THE last time Stellenbosch-based liquor group Distell – then Stellenbosch Farmers Winery – got involved in the beer industry (with controversial businessman Louis Luyt) was in the seventies, and that did not end well as the then market leader SA Breweries landed the knockout blows in a short lived beer war.

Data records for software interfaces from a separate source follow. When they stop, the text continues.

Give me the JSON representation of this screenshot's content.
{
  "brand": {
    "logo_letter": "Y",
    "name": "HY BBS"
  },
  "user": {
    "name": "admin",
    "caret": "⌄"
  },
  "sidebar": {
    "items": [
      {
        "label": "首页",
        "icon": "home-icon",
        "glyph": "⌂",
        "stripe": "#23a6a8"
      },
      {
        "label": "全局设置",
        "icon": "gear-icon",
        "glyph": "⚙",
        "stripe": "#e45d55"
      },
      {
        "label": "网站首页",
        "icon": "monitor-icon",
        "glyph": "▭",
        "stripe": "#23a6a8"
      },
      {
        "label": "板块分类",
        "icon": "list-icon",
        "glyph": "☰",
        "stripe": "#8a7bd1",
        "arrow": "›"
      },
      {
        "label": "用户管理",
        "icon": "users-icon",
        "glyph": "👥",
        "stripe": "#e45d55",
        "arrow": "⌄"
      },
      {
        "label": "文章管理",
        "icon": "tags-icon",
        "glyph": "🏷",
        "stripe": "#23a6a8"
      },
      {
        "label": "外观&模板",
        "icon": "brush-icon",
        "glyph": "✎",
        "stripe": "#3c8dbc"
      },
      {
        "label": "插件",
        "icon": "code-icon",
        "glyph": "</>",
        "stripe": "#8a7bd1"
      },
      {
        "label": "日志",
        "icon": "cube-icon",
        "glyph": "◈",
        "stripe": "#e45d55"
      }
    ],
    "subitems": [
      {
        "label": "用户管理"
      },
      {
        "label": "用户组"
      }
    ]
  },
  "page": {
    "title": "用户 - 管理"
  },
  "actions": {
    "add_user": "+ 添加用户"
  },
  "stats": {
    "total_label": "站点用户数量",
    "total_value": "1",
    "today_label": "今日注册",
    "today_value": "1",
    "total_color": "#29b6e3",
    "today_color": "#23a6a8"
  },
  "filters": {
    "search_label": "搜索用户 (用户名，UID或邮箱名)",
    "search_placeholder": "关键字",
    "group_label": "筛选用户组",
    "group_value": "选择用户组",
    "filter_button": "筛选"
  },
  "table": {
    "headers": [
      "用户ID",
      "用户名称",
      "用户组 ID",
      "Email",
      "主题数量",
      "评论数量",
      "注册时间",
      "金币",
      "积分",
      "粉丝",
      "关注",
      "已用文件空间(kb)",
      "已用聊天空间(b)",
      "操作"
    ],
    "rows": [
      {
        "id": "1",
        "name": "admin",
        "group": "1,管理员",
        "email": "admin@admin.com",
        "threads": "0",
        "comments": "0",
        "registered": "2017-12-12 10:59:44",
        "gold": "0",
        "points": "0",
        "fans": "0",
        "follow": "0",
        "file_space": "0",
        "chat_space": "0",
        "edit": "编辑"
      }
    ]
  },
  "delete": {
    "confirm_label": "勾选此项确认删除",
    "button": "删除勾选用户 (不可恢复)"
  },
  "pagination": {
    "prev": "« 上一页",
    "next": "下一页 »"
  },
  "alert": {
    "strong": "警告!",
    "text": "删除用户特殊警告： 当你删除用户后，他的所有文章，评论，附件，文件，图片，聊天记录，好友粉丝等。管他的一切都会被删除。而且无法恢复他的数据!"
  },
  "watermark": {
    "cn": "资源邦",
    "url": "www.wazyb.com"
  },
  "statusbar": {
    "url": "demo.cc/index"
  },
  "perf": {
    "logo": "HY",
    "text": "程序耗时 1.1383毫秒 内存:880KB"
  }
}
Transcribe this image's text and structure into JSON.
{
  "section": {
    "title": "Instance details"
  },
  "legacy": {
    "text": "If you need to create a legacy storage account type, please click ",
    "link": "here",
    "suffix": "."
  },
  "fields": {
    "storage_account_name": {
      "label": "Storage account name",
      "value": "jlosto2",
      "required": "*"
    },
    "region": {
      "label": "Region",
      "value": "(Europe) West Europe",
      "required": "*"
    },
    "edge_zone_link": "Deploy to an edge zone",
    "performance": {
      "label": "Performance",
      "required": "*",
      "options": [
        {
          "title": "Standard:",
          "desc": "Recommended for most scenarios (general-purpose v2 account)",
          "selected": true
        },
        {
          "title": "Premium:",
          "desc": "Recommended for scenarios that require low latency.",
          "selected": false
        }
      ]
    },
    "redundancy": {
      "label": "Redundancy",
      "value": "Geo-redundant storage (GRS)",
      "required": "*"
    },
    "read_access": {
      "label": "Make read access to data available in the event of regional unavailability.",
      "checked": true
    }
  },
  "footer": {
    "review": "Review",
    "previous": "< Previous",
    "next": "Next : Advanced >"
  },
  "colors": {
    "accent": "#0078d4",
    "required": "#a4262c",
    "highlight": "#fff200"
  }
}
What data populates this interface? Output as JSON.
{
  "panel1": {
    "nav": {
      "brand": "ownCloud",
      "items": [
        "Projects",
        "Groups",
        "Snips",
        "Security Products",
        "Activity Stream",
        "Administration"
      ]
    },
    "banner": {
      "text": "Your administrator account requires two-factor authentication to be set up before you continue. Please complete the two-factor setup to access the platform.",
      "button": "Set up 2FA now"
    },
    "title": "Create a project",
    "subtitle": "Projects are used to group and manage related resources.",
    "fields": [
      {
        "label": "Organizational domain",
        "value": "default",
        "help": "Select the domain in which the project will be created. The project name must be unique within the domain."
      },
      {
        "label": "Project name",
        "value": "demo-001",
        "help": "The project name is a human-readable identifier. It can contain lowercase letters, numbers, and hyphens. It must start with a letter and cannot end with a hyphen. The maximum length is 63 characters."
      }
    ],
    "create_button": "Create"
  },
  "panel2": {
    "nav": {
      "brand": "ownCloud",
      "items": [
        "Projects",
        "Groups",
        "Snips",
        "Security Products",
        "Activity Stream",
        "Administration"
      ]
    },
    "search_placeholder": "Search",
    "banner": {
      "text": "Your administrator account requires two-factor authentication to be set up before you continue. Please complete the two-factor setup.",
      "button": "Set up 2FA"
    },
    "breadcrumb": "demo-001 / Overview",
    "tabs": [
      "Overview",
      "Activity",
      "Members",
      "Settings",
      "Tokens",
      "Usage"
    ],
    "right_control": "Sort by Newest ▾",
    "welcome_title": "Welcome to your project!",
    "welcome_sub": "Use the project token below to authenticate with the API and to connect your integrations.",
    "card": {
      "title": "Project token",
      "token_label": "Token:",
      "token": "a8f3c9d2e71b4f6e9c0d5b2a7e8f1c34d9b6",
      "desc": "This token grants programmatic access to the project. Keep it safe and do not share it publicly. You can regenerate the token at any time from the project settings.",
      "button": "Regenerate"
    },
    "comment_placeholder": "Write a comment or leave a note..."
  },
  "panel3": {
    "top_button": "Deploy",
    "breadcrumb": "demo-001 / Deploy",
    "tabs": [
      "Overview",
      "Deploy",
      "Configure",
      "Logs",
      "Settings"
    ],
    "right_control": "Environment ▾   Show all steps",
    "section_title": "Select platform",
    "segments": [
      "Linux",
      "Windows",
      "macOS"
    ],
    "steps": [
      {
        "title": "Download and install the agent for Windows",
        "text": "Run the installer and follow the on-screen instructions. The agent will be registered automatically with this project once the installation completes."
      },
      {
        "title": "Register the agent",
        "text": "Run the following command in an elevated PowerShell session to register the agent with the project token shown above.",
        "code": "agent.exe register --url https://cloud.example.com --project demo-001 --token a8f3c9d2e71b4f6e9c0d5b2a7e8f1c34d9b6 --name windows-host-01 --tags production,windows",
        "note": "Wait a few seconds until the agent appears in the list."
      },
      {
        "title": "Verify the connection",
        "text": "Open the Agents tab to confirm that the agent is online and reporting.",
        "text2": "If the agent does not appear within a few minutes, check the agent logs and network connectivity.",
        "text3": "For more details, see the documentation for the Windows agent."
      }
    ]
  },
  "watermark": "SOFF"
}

Fast forward about 45 years, and Distell is back in the beer market – but this time with a more formidable ally in form of Dutch brewing giant Heineken and Namibian Brewries (the maker of Windhoek and Tafel beers). In short Heineken has made a takeover proposal for all of Distell’s brands – excluding its international whiskey brands. At the same time Heineken will be taking control of Namibian Breweries – which along with Distell – will form an African beverages giant strong enough to take on the likes of ABInBev (which owns SA Breweries), Diageo and Pernod Ricard. For the record, the Heineken proposal values Distell at a cool R40 billion.
Now Distell may have been kept out of the beer market for decades, but the group managed to corner a lucrative niche in cider with best-selling brands like Savanna and Hunter’s Dry. Heineken also seems very enamoured with Distell’s affordable wine ranges – especially the strong selling 4th Street box wine brand (which Heineken reckons has redefined the wine market).
Talk is that Distell – buoyed by the continued success of Savanna and Hunters – is itching to launch a premium priced beer. CBN wonders if Distell – which is headed by former SA Breweries executive Richard Rushton – will look to leverage a beer launch off its cider brands…or look to creating an entirely new beer range?
Whatever the case a new Southern African liquor giant should create additional competitive pressures as competitors look to protect market share. Whether consumers are fortunate enough to see a beer war declared in the next few months remains to be seen. Price cutting atrocities would, of course, be unavoidable if Distell can bring beer brands to market before the new enlarged corporate structure is finalised.
Rushton noted that proposed arrangement had the potential to leverage the strength of Heineken’s global footprint with Distell’s leading brands to create a formidable, diverse beverage company for Africa. “We will have a stronger route-to-market with a unique multi-category portfolio, furthering our sustainable growth trajectory and ability to compete on scale.”